**Exercise description**.
Could you give the records below again exactly, without the pictures?

**Information supplied**.
━━━━━━

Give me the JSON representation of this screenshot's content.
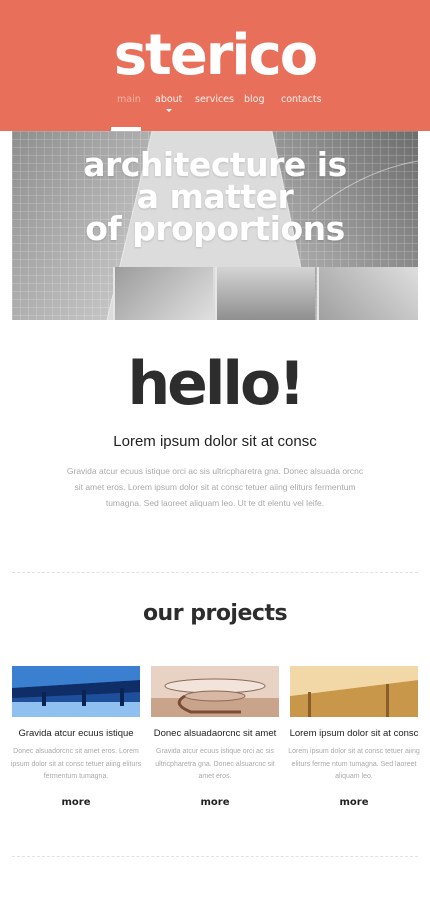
{
  "header": {
    "logo": "sterico",
    "brand_color": "#e8705a",
    "nav": [
      {
        "label": "main",
        "active": true
      },
      {
        "label": "about",
        "has_dropdown": true
      },
      {
        "label": "services"
      },
      {
        "label": "blog"
      },
      {
        "label": "contacts"
      }
    ]
  },
  "hero": {
    "title_lines": [
      "architecture is",
      "a matter",
      "of proportions"
    ]
  },
  "intro": {
    "heading": "hello!",
    "subheading": "Lorem ipsum dolor sit at consc",
    "body": "Gravida atcur ecuus istique orci ac sis ultricpharetra gna. Donec alsuada orcnc sit amet eros. Lorem ipsum dolor sit at consc tetuer aiing eliturs fermentum tumagna. Sed laoreet aliquam leo. Ut te dt elentu vel leife."
  },
  "projects": {
    "heading": "our projects",
    "items": [
      {
        "title": "Gravida atcur ecuus istique",
        "text": "Donec alsuadorcnc sit amet eros. Lorem ipsum dolor sit at consc tetuer aiing eliturs fermentum tumagna.",
        "more": "more"
      },
      {
        "title": "Donec alsuadaorcnc sit amet",
        "text": "Gravida atcur ecuus istique orci ac sis ultricpharetra gna. Donec alsuarcnc sit amet eros.",
        "more": "more"
      },
      {
        "title": "Lorem ipsum dolor sit at consc",
        "text": "Lorem ipsum dolor sit at consc tetuer aiing eliturs ferme ntum tumagna. Sed laoreet aliquam leo.",
        "more": "more"
      }
    ]
  }
}
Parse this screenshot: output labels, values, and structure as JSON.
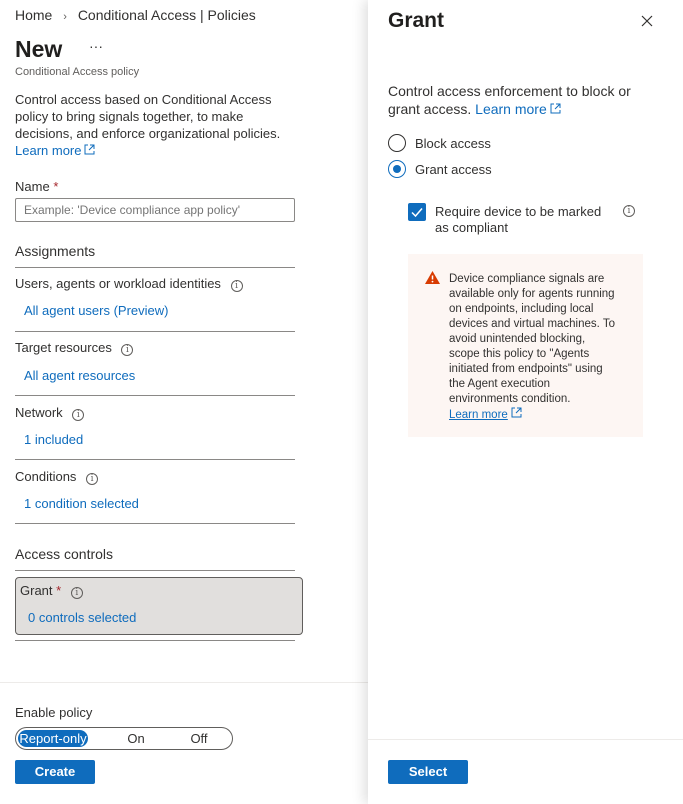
{
  "breadcrumb": {
    "home": "Home",
    "separator": ">",
    "current": "Conditional Access | Policies"
  },
  "page": {
    "title": "New",
    "more": "···",
    "subtitle": "Conditional Access policy"
  },
  "intro": {
    "line1": "Control access based on Conditional Access",
    "line2": "policy to bring signals together, to make",
    "line3": "decisions, and enforce organizational policies.",
    "learn_more": "Learn more"
  },
  "name_field": {
    "label": "Name",
    "required": "*",
    "placeholder": "Example: 'Device compliance app policy'"
  },
  "assignments": {
    "heading": "Assignments",
    "users_label": "Users, agents or workload identities",
    "users_value": "All agent users (Preview)",
    "target_label": "Target resources",
    "target_value": "All agent resources",
    "network_label": "Network",
    "network_value": "1 included",
    "conditions_label": "Conditions",
    "conditions_value": "1 condition selected"
  },
  "access_controls": {
    "heading": "Access controls",
    "grant_label": "Grant",
    "grant_required": "*",
    "grant_value": "0 controls selected"
  },
  "enable_policy": {
    "label": "Enable policy",
    "options": [
      "Report-only",
      "On",
      "Off"
    ],
    "selected": "Report-only"
  },
  "create_button": "Create",
  "grant_panel": {
    "title": "Grant",
    "close": "✕",
    "desc_line1": "Control access enforcement to block or",
    "desc_line2": "grant access.",
    "learn_more": "Learn more",
    "block_access": "Block access",
    "grant_access": "Grant access",
    "selected": "Grant access",
    "require_line1": "Require device to be marked",
    "require_line2": "as compliant",
    "require_checked": true,
    "warning": {
      "l1": "Device compliance signals are",
      "l2": "available only for agents running",
      "l3": "on endpoints, including local",
      "l4": "devices and virtual machines. To",
      "l5": "avoid unintended blocking,",
      "l6": "scope this policy to \"Agents",
      "l7": "initiated from endpoints\" using",
      "l8": "the Agent execution",
      "l9": "environments condition.",
      "learn_more": "Learn more"
    },
    "select_button": "Select"
  },
  "colors": {
    "accent": "#0f6cbd",
    "warning_bg": "#fdf6f3",
    "warning_icon": "#d83b01",
    "grant_selected_bg": "#e1dfdd"
  }
}
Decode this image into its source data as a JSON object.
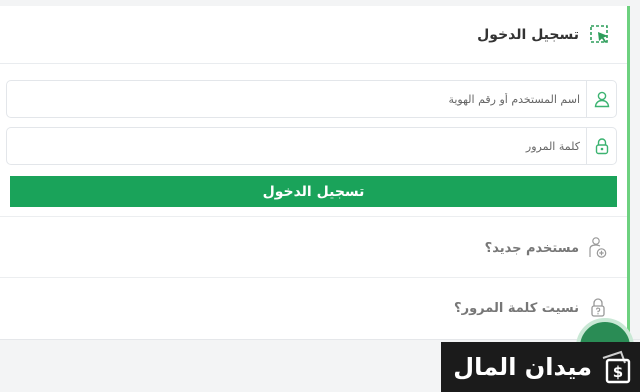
{
  "header": {
    "title": "تسجيل الدخول",
    "icon": "pointer-select-icon"
  },
  "form": {
    "username_placeholder": "اسم المستخدم أو رقم الهوية",
    "password_placeholder": "كلمة المرور",
    "submit_label": "تسجيل الدخول"
  },
  "links": {
    "new_user": "مستخدم جديد؟",
    "forgot_password": "نسيت كلمة المرور؟"
  },
  "watermark": {
    "text": "ميدان المال"
  },
  "colors": {
    "accent": "#1aa35a",
    "accent_light": "#6dd17f",
    "icon_green": "#3cb371"
  }
}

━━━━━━

**Solution to the exercise**.
Give me the JSON representation of this screenshot's content.
{
  "header": {
    "logo": "sterico",
    "brand_color": "#e8705a",
    "nav": [
      {
        "label": "main",
        "active": true
      },
      {
        "label": "about",
        "has_dropdown": true
      },
      {
        "label": "services"
      },
      {
        "label": "blog"
      },
      {
        "label": "contacts"
      }
    ]
  },
  "hero": {
    "title_lines": [
      "architecture is",
      "a matter",
      "of proportions"
    ]
  },
  "intro": {
    "heading": "hello!",
    "subheading": "Lorem ipsum dolor sit at consc",
    "body": "Gravida atcur ecuus istique orci ac sis ultricpharetra gna. Donec alsuada orcnc sit amet eros. Lorem ipsum dolor sit at consc tetuer aiing eliturs fermentum tumagna. Sed laoreet aliquam leo. Ut te dt elentu vel leife."
  },
  "projects": {
    "heading": "our projects",
    "items": [
      {
        "title": "Gravida atcur ecuus istique",
        "text": "Donec alsuadorcnc sit amet eros. Lorem ipsum dolor sit at consc tetuer aiing eliturs fermentum tumagna.",
        "more": "more"
      },
      {
        "title": "Donec alsuadaorcnc sit amet",
        "text": "Gravida atcur ecuus istique orci ac sis ultricpharetra gna. Donec alsuarcnc sit amet eros.",
        "more": "more"
      },
      {
        "title": "Lorem ipsum dolor sit at consc",
        "text": "Lorem ipsum dolor sit at consc tetuer aiing eliturs ferme ntum tumagna. Sed laoreet aliquam leo.",
        "more": "more"
      }
    ]
  }
}
Parse this screenshot: output labels, values, and structure as JSON.
{
  "breadcrumb": {
    "home": "Home",
    "separator": ">",
    "current": "Conditional Access | Policies"
  },
  "page": {
    "title": "New",
    "more": "···",
    "subtitle": "Conditional Access policy"
  },
  "intro": {
    "line1": "Control access based on Conditional Access",
    "line2": "policy to bring signals together, to make",
    "line3": "decisions, and enforce organizational policies.",
    "learn_more": "Learn more"
  },
  "name_field": {
    "label": "Name",
    "required": "*",
    "placeholder": "Example: 'Device compliance app policy'"
  },
  "assignments": {
    "heading": "Assignments",
    "users_label": "Users, agents or workload identities",
    "users_value": "All agent users (Preview)",
    "target_label": "Target resources",
    "target_value": "All agent resources",
    "network_label": "Network",
    "network_value": "1 included",
    "conditions_label": "Conditions",
    "conditions_value": "1 condition selected"
  },
  "access_controls": {
    "heading": "Access controls",
    "grant_label": "Grant",
    "grant_required": "*",
    "grant_value": "0 controls selected"
  },
  "enable_policy": {
    "label": "Enable policy",
    "options": [
      "Report-only",
      "On",
      "Off"
    ],
    "selected": "Report-only"
  },
  "create_button": "Create",
  "grant_panel": {
    "title": "Grant",
    "close": "✕",
    "desc_line1": "Control access enforcement to block or",
    "desc_line2": "grant access.",
    "learn_more": "Learn more",
    "block_access": "Block access",
    "grant_access": "Grant access",
    "selected": "Grant access",
    "require_line1": "Require device to be marked",
    "require_line2": "as compliant",
    "require_checked": true,
    "warning": {
      "l1": "Device compliance signals are",
      "l2": "available only for agents running",
      "l3": "on endpoints, including local",
      "l4": "devices and virtual machines. To",
      "l5": "avoid unintended blocking,",
      "l6": "scope this policy to \"Agents",
      "l7": "initiated from endpoints\" using",
      "l8": "the Agent execution",
      "l9": "environments condition.",
      "learn_more": "Learn more"
    },
    "select_button": "Select"
  },
  "colors": {
    "accent": "#0f6cbd",
    "warning_bg": "#fdf6f3",
    "warning_icon": "#d83b01",
    "grant_selected_bg": "#e1dfdd"
  }
}
Decode this image into its source data as a JSON object.
{
  "header": {
    "title": "تسجيل الدخول",
    "icon": "pointer-select-icon"
  },
  "form": {
    "username_placeholder": "اسم المستخدم أو رقم الهوية",
    "password_placeholder": "كلمة المرور",
    "submit_label": "تسجيل الدخول"
  },
  "links": {
    "new_user": "مستخدم جديد؟",
    "forgot_password": "نسيت كلمة المرور؟"
  },
  "watermark": {
    "text": "ميدان المال"
  },
  "colors": {
    "accent": "#1aa35a",
    "accent_light": "#6dd17f",
    "icon_green": "#3cb371"
  }
}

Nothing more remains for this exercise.